● **Task statement**
Having located "What's the underlying", write out its line and the remaining lines of the material exactly, the last one included, but not the pictures.

= = = =

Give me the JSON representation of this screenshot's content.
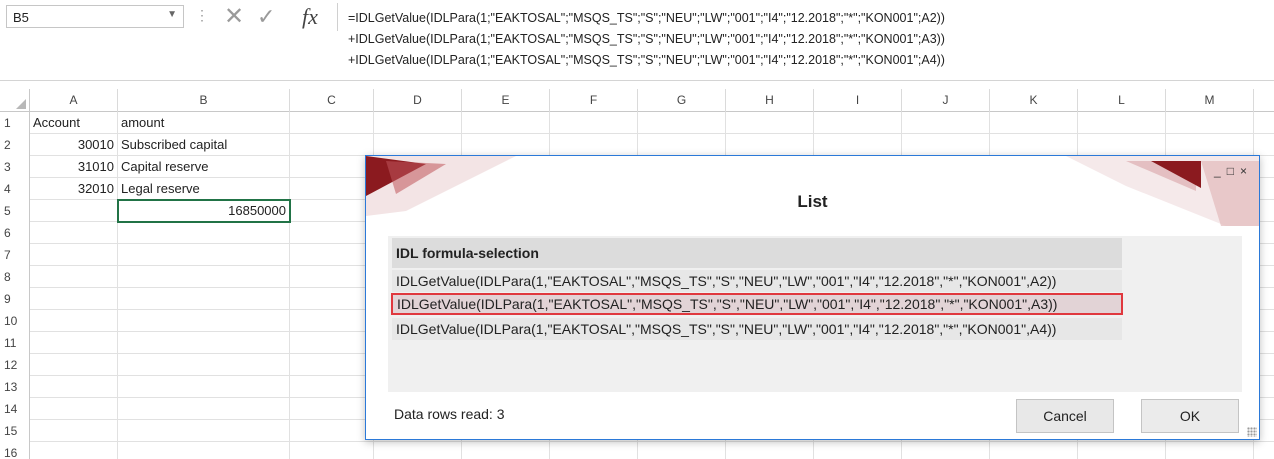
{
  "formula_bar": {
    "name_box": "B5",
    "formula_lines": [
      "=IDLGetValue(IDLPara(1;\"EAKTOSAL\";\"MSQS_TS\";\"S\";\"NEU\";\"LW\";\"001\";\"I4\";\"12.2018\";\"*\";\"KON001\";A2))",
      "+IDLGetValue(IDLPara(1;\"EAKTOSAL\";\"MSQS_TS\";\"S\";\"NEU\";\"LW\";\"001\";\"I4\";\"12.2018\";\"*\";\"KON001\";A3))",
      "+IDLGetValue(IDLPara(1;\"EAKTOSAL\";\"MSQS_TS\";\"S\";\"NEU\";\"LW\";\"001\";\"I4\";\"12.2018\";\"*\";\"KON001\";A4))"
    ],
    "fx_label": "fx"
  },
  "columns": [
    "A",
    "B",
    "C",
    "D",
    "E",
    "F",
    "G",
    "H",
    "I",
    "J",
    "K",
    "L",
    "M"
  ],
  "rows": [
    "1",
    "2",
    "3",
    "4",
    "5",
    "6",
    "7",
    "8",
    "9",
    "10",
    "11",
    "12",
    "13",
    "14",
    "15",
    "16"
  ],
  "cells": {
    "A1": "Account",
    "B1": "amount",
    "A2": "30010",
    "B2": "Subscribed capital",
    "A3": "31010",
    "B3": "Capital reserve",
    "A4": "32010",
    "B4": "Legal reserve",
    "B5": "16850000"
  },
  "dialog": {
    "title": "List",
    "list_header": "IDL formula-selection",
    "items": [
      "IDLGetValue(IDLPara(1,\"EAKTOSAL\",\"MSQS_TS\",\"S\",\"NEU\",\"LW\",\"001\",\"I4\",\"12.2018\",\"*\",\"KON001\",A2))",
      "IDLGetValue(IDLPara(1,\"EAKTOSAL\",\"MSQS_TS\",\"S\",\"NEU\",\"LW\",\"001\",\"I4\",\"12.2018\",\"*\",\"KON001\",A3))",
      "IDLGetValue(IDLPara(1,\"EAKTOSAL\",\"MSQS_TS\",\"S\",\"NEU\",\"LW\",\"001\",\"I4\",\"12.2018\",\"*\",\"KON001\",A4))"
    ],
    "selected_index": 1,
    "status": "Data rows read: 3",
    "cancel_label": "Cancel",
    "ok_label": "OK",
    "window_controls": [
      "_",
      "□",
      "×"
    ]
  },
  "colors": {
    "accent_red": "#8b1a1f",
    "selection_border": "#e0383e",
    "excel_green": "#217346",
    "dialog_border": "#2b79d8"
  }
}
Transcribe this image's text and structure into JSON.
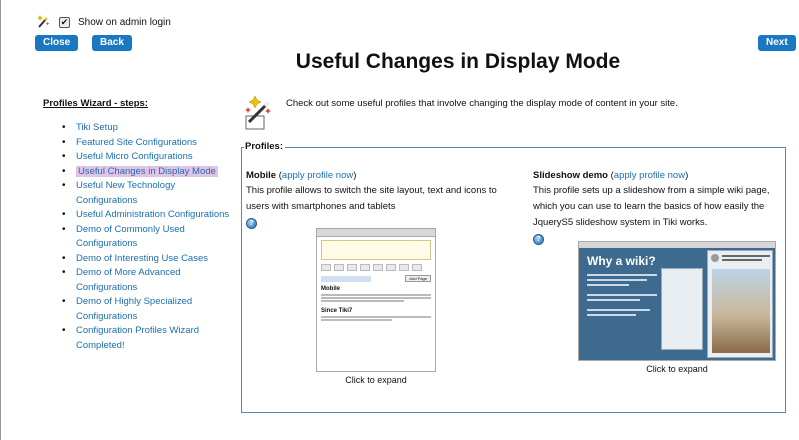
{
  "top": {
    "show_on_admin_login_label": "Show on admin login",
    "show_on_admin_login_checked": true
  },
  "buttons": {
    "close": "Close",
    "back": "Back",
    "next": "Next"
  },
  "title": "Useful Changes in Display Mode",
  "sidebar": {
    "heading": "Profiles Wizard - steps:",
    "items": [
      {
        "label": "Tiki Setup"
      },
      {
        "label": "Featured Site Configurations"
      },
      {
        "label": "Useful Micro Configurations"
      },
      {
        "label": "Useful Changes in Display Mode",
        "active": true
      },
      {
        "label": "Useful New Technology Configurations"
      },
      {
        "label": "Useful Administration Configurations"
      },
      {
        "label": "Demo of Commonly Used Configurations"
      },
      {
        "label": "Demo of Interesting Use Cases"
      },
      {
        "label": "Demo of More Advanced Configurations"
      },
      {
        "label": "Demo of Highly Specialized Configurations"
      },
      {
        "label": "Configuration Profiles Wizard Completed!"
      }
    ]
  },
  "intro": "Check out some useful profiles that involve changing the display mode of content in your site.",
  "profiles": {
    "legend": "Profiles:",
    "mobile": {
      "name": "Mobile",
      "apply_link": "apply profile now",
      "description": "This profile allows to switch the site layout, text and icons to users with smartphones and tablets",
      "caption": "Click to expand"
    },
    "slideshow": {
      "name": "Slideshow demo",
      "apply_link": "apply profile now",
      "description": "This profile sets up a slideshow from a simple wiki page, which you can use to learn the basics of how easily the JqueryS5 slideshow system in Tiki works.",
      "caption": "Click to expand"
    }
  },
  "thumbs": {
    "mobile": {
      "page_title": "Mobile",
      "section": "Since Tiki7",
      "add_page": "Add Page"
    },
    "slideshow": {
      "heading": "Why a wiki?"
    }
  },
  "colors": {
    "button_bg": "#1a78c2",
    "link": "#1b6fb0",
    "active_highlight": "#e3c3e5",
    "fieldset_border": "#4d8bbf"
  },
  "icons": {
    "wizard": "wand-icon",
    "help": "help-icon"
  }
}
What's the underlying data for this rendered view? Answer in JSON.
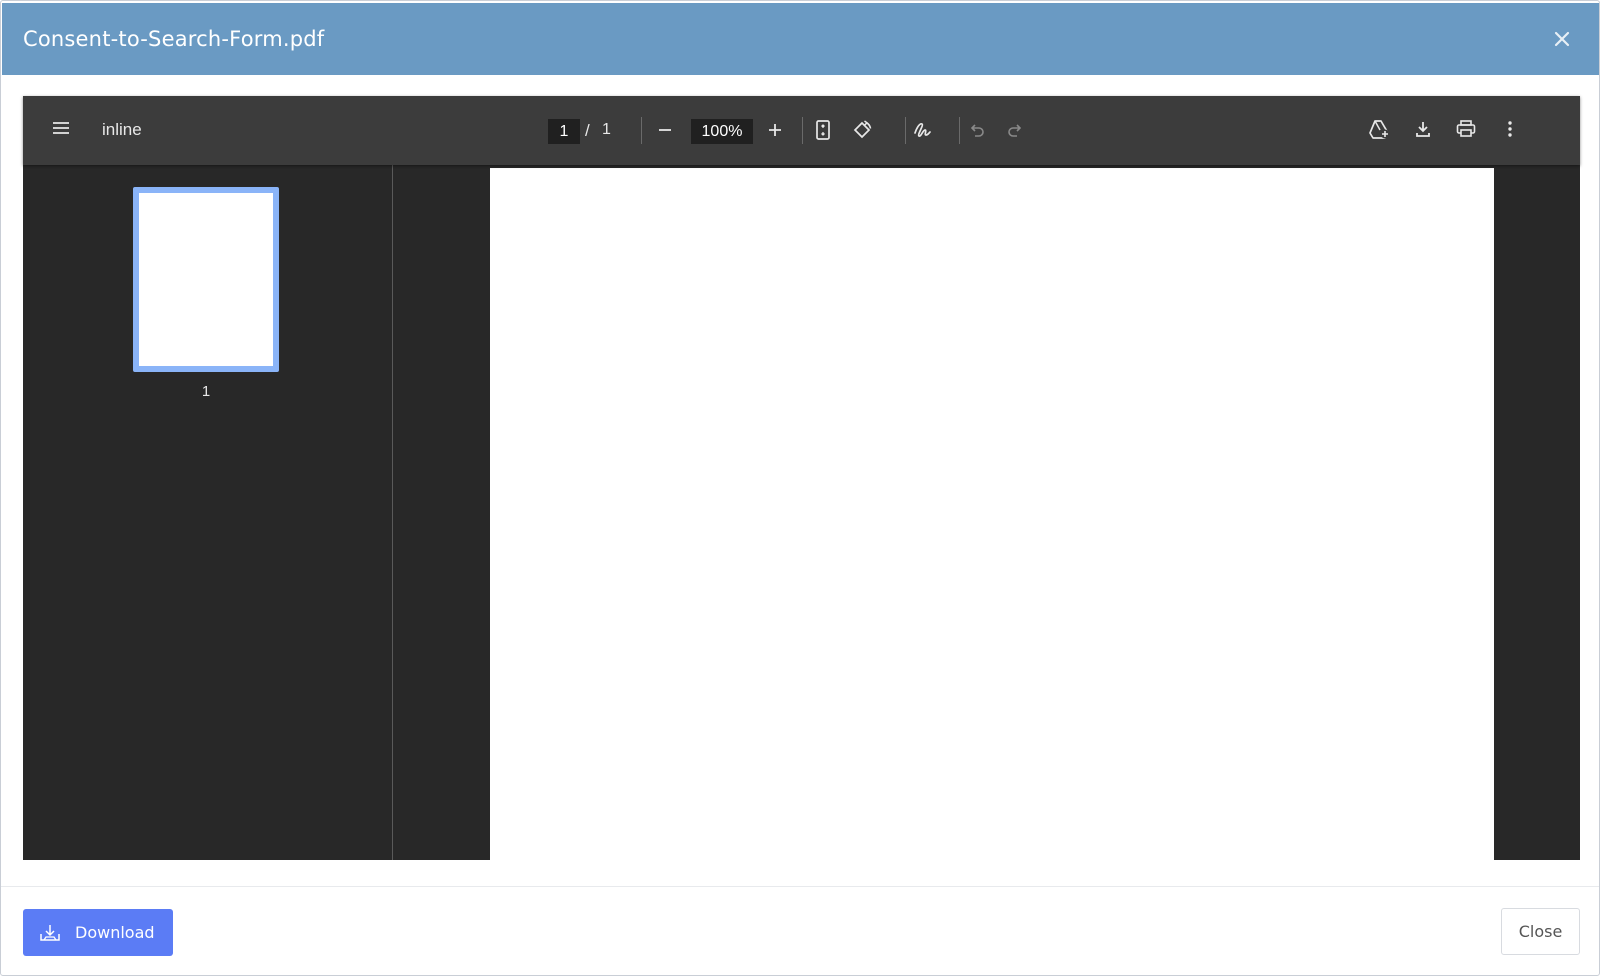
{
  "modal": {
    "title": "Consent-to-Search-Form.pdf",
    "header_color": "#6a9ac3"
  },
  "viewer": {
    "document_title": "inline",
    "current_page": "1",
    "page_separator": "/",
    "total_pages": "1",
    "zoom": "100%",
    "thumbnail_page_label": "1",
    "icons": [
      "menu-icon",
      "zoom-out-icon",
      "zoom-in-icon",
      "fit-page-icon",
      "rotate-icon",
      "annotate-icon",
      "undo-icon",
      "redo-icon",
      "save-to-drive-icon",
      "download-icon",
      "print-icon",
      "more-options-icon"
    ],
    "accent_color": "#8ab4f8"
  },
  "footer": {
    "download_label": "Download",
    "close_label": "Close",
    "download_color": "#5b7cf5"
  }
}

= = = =

● **Response area**
What's the underlying data for this rendered view? Answer in JSON.
{
  "modal": {
    "title": "Consent-to-Search-Form.pdf",
    "header_color": "#6a9ac3"
  },
  "viewer": {
    "document_title": "inline",
    "current_page": "1",
    "page_separator": "/",
    "total_pages": "1",
    "zoom": "100%",
    "thumbnail_page_label": "1",
    "icons": [
      "menu-icon",
      "zoom-out-icon",
      "zoom-in-icon",
      "fit-page-icon",
      "rotate-icon",
      "annotate-icon",
      "undo-icon",
      "redo-icon",
      "save-to-drive-icon",
      "download-icon",
      "print-icon",
      "more-options-icon"
    ],
    "accent_color": "#8ab4f8"
  },
  "footer": {
    "download_label": "Download",
    "close_label": "Close",
    "download_color": "#5b7cf5"
  }
}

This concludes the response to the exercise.